== THE PROBLEM ==
Go through the records and extract every line with the word "Annuale".

== RECORDS SHOWN ==

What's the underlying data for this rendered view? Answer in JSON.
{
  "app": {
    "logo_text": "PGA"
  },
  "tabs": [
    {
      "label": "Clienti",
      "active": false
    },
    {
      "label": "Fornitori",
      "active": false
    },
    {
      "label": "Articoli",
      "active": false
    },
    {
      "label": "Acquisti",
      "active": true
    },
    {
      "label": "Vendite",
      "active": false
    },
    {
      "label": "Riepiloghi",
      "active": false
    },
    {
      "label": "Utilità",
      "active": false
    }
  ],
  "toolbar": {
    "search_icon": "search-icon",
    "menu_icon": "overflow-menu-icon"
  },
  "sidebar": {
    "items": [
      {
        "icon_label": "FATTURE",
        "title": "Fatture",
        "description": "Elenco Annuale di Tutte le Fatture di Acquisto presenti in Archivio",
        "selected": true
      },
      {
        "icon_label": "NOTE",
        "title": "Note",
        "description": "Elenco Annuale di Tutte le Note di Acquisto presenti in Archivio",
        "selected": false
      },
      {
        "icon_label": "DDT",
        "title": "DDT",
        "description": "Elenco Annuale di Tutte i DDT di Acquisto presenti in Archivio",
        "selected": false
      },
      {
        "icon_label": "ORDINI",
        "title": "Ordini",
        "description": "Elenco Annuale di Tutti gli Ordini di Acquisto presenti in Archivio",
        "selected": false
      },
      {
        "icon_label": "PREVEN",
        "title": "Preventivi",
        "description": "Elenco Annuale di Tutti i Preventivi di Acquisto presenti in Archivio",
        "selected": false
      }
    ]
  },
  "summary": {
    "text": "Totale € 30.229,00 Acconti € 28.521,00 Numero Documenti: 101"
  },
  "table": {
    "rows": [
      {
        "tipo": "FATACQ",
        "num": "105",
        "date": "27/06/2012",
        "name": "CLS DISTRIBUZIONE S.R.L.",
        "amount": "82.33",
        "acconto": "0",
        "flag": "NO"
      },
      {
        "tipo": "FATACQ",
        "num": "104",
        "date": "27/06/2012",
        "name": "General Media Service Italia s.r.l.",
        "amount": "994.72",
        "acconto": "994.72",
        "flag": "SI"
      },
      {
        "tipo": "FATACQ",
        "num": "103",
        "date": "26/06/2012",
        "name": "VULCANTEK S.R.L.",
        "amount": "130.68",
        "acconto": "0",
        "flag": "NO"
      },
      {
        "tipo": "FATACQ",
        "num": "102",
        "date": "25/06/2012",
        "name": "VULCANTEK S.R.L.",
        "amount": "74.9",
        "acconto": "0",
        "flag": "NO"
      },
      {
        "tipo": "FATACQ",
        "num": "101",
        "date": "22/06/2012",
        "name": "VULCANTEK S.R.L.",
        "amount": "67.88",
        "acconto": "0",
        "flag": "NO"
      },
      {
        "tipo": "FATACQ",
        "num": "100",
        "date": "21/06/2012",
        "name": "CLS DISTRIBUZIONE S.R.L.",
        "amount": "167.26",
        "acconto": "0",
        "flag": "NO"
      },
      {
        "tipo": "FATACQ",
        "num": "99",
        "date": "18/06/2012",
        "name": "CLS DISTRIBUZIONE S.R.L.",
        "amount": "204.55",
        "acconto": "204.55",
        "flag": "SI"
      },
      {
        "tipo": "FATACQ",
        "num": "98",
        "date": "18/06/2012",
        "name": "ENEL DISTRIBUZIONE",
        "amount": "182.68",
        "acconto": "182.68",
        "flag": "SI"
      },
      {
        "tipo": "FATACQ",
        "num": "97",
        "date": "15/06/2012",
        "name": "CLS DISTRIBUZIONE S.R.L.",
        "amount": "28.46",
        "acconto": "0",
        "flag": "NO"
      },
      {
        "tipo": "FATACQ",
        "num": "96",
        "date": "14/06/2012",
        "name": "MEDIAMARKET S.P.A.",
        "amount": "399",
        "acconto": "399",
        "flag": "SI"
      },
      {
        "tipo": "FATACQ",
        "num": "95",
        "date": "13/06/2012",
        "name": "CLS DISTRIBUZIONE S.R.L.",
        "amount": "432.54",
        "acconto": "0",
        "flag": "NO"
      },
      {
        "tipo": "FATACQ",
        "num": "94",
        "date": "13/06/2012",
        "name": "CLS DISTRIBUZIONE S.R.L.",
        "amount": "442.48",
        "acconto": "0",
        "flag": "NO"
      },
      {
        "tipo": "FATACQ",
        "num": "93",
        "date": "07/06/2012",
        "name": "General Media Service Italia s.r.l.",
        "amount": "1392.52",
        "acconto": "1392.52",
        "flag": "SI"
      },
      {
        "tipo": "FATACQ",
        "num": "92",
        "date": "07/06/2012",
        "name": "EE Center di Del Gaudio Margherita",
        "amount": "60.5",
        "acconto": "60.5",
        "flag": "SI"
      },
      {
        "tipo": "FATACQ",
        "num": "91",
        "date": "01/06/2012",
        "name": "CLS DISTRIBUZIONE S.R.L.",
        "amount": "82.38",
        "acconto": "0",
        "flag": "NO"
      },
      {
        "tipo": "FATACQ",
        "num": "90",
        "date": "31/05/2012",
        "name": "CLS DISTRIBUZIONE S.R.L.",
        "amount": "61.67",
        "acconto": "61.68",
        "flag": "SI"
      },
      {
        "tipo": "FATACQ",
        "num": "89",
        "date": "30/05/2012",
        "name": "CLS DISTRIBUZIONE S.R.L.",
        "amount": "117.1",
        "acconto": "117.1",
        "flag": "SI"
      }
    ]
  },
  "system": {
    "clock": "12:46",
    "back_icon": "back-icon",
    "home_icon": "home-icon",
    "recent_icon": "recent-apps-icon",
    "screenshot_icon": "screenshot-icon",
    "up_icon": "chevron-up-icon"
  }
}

== RESPONSE BOX ==
        "description": "Elenco Annuale di Tutte le Fatture di Acquisto presenti in Archivio",
        "description": "Elenco Annuale di Tutte le Note di Acquisto presenti in Archivio",
        "description": "Elenco Annuale di Tutte i DDT di Acquisto presenti in Archivio",
        "description": "Elenco Annuale di Tutti gli Ordini di Acquisto presenti in Archivio",
        "description": "Elenco Annuale di Tutti i Preventivi di Acquisto presenti in Archivio",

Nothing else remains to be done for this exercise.